Streaming and Online Meetings

When working from home, you will undoubtedly need to participate in meetings and voice calls remotely to organise projects and such with your team. Chances are you’re using either Microsoft Teams, Zoom or possibly Slack, but there are several things you can do with all of these to improve your and others meeting experience.

When working from home, it is assumed that you are using a laptop or some other basic setup and not a home studio with professional microphones and soundproofing, however this can make meetings more difficult with muffled and unclear sound. Even low-end equipment can often outperform the default laptop microphone, but there are some other cheap options that could improve the quality like an air deflector or learning how to use VoiceMeeter.

To improve your webcam, most things can be done for relatively cheaply, such as having adequate lighting (turn on a desk lamp), diffusing harsh light (tape baking paper or other thin, white material over your light) and having a clean background (set up your meeting space against a wall). With these easy tweaks even a cheap laptop webcam can look decent for any meeting.

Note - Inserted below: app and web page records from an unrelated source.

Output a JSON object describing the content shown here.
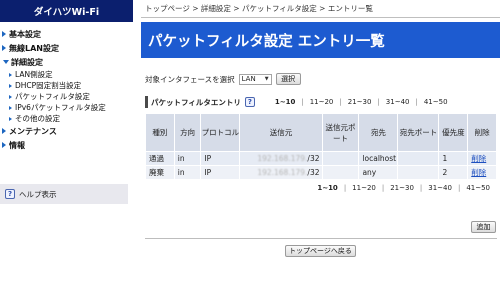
{
  "sidebar": {
    "brand": "ダイハツWi-Fi",
    "items": [
      {
        "label": "基本設定",
        "expanded": false
      },
      {
        "label": "無線LAN設定",
        "expanded": false
      },
      {
        "label": "詳細設定",
        "expanded": true,
        "children": [
          "LAN側設定",
          "DHCP固定割当設定",
          "パケットフィルタ設定",
          "IPv6パケットフィルタ設定",
          "その他の設定"
        ]
      },
      {
        "label": "メンテナンス",
        "expanded": false
      },
      {
        "label": "情報",
        "expanded": false
      }
    ],
    "help_label": "ヘルプ表示"
  },
  "breadcrumb": "トップページ > 詳細設定 > パケットフィルタ設定 > エントリー覧",
  "page_title": "パケットフィルタ設定 エントリ一覧",
  "interface": {
    "label": "対象インタフェースを選択",
    "selected": "LAN",
    "button": "選択"
  },
  "section": {
    "title": "パケットフィルタエントリ",
    "pages": [
      "1~10",
      "11~20",
      "21~30",
      "31~40",
      "41~50"
    ],
    "active_page": 0
  },
  "table": {
    "headers": [
      "種別",
      "方向",
      "プロトコル",
      "送信元",
      "送信元ポート",
      "宛先",
      "宛先ポート",
      "優先度",
      "削除"
    ],
    "rows": [
      {
        "type": "通過",
        "direction": "in",
        "protocol": "IP",
        "src_blur": "192.168.179.",
        "src_suffix": "/32",
        "src_port": "",
        "dst": "localhost",
        "dst_port": "",
        "priority": "1",
        "delete": "削除"
      },
      {
        "type": "廃棄",
        "direction": "in",
        "protocol": "IP",
        "src_blur": "192.168.179.",
        "src_suffix": "/32",
        "src_port": "",
        "dst": "any",
        "dst_port": "",
        "priority": "2",
        "delete": "削除"
      }
    ]
  },
  "add_button": "追加",
  "back_button": "トップページへ戻る"
}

One of the most beneficial things to a meeting going smoothly is users that know how to operate the software package you are using to hold it. This includes basic actions such as screen sharing for documents, how to mute yourself and other users, or even use push-to-talk if you are chatting in a noisy environment.

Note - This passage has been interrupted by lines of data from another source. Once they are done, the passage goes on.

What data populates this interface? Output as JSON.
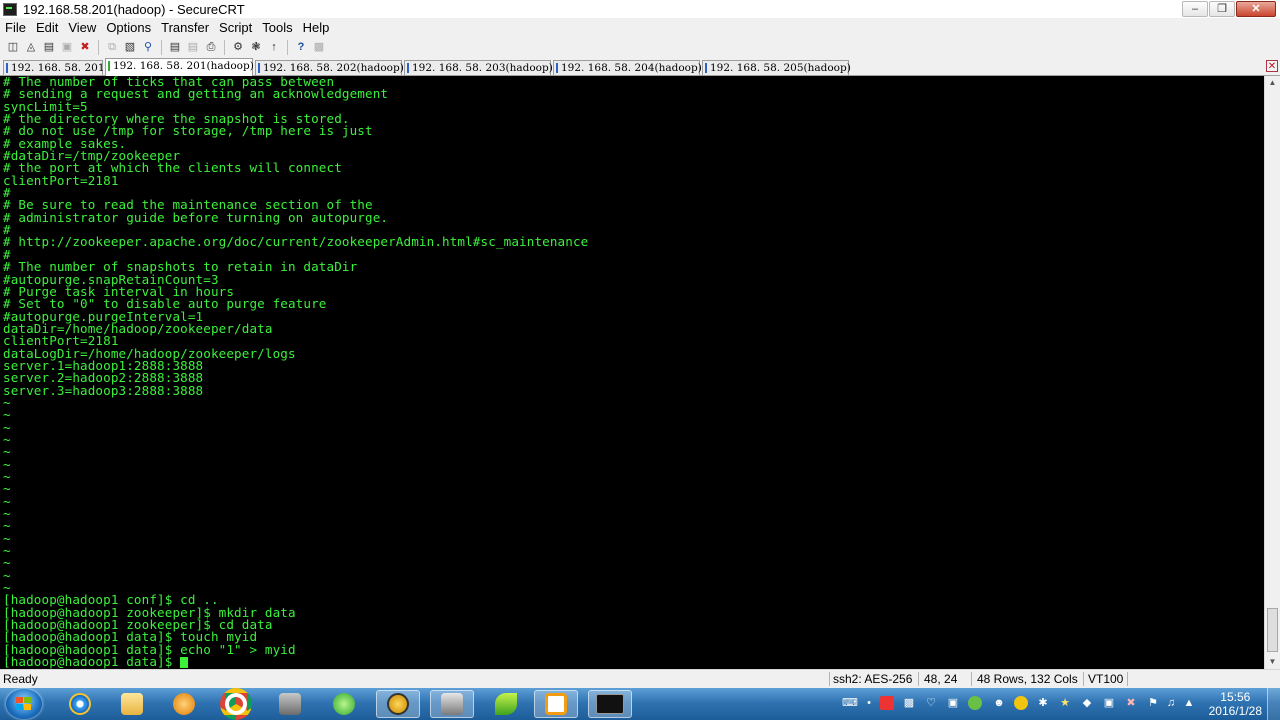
{
  "window": {
    "title": "192.168.58.201(hadoop) - SecureCRT"
  },
  "menu": [
    "File",
    "Edit",
    "View",
    "Options",
    "Transfer",
    "Script",
    "Tools",
    "Help"
  ],
  "toolbar": {
    "icons": [
      "connect-icon",
      "quick-connect-icon",
      "connect-in-tab-icon",
      "reconnect-icon",
      "disconnect-icon",
      "copy-icon",
      "paste-icon",
      "find-icon",
      "print-setup-icon",
      "print-selection-icon",
      "print-icon",
      "session-options-icon",
      "global-options-icon",
      "keymap-icon",
      "help-icon",
      "sftp-icon"
    ]
  },
  "tabs": [
    {
      "label": "192. 168. 58. 201",
      "active": false
    },
    {
      "label": "192. 168. 58. 201(hadoop)",
      "active": true
    },
    {
      "label": "192. 168. 58. 202(hadoop)",
      "active": false
    },
    {
      "label": "192. 168. 58. 203(hadoop)",
      "active": false
    },
    {
      "label": "192. 168. 58. 204(hadoop)",
      "active": false
    },
    {
      "label": "192. 168. 58. 205(hadoop)",
      "active": false
    }
  ],
  "terminal": {
    "lines": [
      "# The number of ticks that can pass between",
      "# sending a request and getting an acknowledgement",
      "syncLimit=5",
      "# the directory where the snapshot is stored.",
      "# do not use /tmp for storage, /tmp here is just",
      "# example sakes.",
      "#dataDir=/tmp/zookeeper",
      "# the port at which the clients will connect",
      "clientPort=2181",
      "#",
      "# Be sure to read the maintenance section of the",
      "# administrator guide before turning on autopurge.",
      "#",
      "# http://zookeeper.apache.org/doc/current/zookeeperAdmin.html#sc_maintenance",
      "#",
      "# The number of snapshots to retain in dataDir",
      "#autopurge.snapRetainCount=3",
      "# Purge task interval in hours",
      "# Set to \"0\" to disable auto purge feature",
      "#autopurge.purgeInterval=1",
      "dataDir=/home/hadoop/zookeeper/data",
      "clientPort=2181",
      "dataLogDir=/home/hadoop/zookeeper/logs",
      "server.1=hadoop1:2888:3888",
      "server.2=hadoop2:2888:3888",
      "server.3=hadoop3:2888:3888",
      "~",
      "~",
      "~",
      "~",
      "~",
      "~",
      "~",
      "~",
      "~",
      "~",
      "~",
      "~",
      "~",
      "~",
      "~",
      "~",
      "[hadoop@hadoop1 conf]$ cd ..",
      "[hadoop@hadoop1 zookeeper]$ mkdir data",
      "[hadoop@hadoop1 zookeeper]$ cd data",
      "[hadoop@hadoop1 data]$ touch myid",
      "[hadoop@hadoop1 data]$ echo \"1\" > myid",
      "[hadoop@hadoop1 data]$ "
    ],
    "text_color": "#3cf03c",
    "background": "#000000"
  },
  "status": {
    "ready": "Ready",
    "cipher": "ssh2: AES-256",
    "position": "48, 24",
    "size": "48 Rows, 132 Cols",
    "emulation": "VT100"
  },
  "taskbar": {
    "apps": [
      "ie-icon",
      "folder-icon",
      "media-player-icon",
      "chrome-icon",
      "briefcase-icon",
      "refresh-app-icon",
      "e-app-icon",
      "scanner-icon",
      "leaf-app-icon",
      "window-app-icon",
      "terminal-icon"
    ],
    "time": "15:56",
    "date": "2016/1/28"
  }
}
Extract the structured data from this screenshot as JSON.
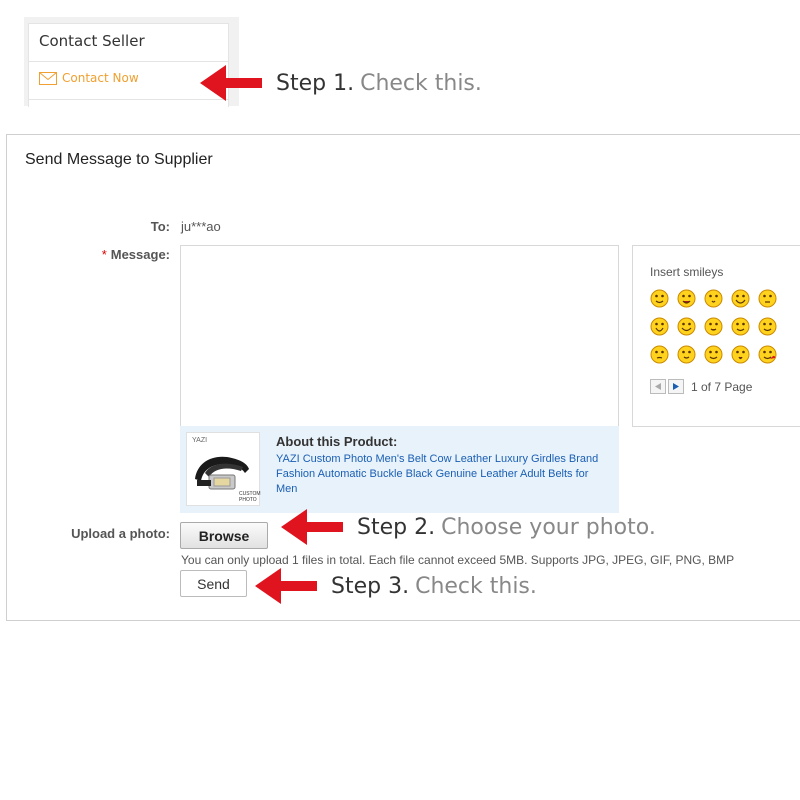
{
  "contact_seller": {
    "title": "Contact Seller",
    "contact_now_label": "Contact Now"
  },
  "steps": [
    {
      "number": "Step 1.",
      "text": "Check this."
    },
    {
      "number": "Step 2.",
      "text": "Choose your photo."
    },
    {
      "number": "Step 3.",
      "text": "Check this."
    }
  ],
  "form": {
    "title": "Send Message to Supplier",
    "to_label": "To:",
    "to_value": "ju***ao",
    "message_label": "Message:",
    "required_mark": "*",
    "message_value": "",
    "product": {
      "about_label": "About this Product:",
      "name": "YAZI Custom Photo Men's Belt Cow Leather Luxury Girdles Brand Fashion Automatic Buckle Black Genuine Leather Adult Belts for Men",
      "thumb_brand": "YAZI",
      "thumb_caption": "CUSTOM PHOTO"
    },
    "upload_label": "Upload a photo:",
    "browse_label": "Browse",
    "upload_hint": "You can only upload 1 files in total. Each file cannot exceed 5MB. Supports JPG, JPEG, GIF, PNG, BMP",
    "send_label": "Send"
  },
  "smileys": {
    "title": "Insert smileys",
    "icons": [
      "smile-icon",
      "wink-tongue-icon",
      "kiss-icon",
      "laugh-icon",
      "sleepy-icon",
      "shout-icon",
      "rofl-icon",
      "blush-icon",
      "hug-icon",
      "flower-icon",
      "think-icon",
      "shy-icon",
      "cool-icon",
      "surprised-icon",
      "love-icon"
    ],
    "pager_text": "1 of 7 Page"
  },
  "colors": {
    "arrow": "#e0141e",
    "link": "#1a5fb4",
    "contact_now": "#f0a030",
    "product_bg": "#e8f2fb"
  }
}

While there are several differences, meetings online do share many of the same principles that you would employ during an in-person meeting, such as benefiting from a clear, pre-set structure and clear direction. Online meetings still need to be focused and kept on track, and the easiest way to do this is with a set agenda to work your way through.